    The game of Clod consists of 7 game pieces and a board of 3 squares by four squares.  Each player possesses 3 game pieces and and takes turns moving the seventh, called "the clod".  The object is to get all three of your pieces into a line and prevent your opponent from doing the same.  

    In Nupiat rules Clod, the most common variant, the players flip a coin.  The winner of the coin toss chooses to place a piece first.  The clod or one of the players own game pieces may be placed anywhere on the board.  The other player then places a piece and they continue to alternate until all seven pieces are on the board.  Once the clod has been placed however, the other player may not move it until actual play begins.  The player who first placed the clod moves first.  This is the beginning of the first round.  In each round, each player gets a turn.  The players alternate who gets to move the clod each round.  Each player gets to move one game piece (not the clod) one space on the board in any one direction.  If it is his or her round to move the clod, this must be done before moving his or her own game piece.  This continues till one player get his or her three game pieces in a row.  No player is allowed to win however until the completion of the third round and each player must move a piece each turn as well as the clod if it is his or hher round to do so.

    Clod is called Khohg in the native Alathay tongue, which literally translates as "earth" or "ground", or on occasion a small piece of either.  The name for the game comes from the game piece which the players take turns moving, which is called "nehsh khohg" or "the clod".

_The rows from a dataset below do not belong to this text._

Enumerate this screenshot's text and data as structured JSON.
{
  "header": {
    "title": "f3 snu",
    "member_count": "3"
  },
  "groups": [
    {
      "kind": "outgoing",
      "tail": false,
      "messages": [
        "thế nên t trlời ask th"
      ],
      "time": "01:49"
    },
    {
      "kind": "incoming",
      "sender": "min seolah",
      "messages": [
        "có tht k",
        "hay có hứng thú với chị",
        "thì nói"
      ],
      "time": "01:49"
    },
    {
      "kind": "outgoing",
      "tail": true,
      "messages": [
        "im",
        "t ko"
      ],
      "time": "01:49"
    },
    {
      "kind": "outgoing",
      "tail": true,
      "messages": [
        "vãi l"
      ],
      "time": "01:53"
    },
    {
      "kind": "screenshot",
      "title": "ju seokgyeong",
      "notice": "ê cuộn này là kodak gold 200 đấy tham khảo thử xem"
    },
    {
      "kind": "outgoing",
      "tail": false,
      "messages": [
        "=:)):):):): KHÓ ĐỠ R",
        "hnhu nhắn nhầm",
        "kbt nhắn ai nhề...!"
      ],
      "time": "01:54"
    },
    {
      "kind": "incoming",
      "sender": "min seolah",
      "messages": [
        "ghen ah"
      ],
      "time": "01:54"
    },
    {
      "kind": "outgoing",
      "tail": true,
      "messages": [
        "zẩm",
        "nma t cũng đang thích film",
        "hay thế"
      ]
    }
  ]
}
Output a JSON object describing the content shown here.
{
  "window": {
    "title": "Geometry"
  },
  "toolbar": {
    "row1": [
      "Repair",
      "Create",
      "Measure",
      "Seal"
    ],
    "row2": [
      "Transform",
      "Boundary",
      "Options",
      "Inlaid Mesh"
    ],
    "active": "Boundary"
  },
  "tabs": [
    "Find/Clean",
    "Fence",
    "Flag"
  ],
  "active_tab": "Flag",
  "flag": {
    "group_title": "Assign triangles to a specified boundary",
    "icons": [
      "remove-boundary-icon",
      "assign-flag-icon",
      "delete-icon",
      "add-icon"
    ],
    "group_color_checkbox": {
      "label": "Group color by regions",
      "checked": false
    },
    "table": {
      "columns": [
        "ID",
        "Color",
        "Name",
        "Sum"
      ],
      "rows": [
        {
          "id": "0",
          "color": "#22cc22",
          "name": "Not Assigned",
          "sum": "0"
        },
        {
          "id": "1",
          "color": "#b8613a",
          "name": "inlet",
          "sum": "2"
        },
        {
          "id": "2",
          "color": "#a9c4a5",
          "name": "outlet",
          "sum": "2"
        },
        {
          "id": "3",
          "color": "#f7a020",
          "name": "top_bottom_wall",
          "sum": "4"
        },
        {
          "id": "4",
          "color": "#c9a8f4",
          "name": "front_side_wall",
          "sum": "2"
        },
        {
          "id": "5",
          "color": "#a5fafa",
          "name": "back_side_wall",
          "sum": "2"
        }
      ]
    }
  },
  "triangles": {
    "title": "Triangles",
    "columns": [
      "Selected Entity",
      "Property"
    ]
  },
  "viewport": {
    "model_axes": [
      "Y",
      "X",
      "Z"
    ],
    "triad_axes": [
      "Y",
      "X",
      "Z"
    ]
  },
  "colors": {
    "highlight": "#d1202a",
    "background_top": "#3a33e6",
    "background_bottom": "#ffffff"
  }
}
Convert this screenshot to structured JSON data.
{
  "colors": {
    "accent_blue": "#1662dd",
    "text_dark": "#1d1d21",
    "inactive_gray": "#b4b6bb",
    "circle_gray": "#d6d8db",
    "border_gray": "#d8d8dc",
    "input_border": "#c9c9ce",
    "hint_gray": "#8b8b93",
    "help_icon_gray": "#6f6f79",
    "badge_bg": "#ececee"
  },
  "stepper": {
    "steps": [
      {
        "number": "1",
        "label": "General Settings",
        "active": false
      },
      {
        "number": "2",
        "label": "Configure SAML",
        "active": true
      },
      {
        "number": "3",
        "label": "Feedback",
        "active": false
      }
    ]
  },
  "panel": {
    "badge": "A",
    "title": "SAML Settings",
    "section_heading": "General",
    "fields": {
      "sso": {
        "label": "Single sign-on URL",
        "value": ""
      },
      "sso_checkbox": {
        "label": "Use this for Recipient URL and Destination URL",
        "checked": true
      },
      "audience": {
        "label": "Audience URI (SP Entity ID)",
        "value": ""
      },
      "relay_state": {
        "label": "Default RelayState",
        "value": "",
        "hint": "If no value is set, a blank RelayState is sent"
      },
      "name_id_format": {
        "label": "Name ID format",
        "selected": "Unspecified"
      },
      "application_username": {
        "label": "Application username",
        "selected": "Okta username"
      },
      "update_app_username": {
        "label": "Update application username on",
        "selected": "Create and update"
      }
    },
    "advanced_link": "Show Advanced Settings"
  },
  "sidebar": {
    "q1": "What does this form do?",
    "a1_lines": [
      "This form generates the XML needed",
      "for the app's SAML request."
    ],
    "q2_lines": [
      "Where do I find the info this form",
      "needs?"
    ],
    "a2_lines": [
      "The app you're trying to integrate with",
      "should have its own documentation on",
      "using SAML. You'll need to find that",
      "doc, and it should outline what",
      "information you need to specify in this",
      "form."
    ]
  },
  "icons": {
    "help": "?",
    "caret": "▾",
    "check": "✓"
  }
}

    Several variations occur, usually named for the location they came into prominence.   Game pieces were most probably originally small rocks, thus the name clod.  Currently it is played with any number of markers including rocks, shells, beads, coins, or specially carved game pieces.  A system of quick betting on games for onlookers has developed based on number of rounds played and the expected winner.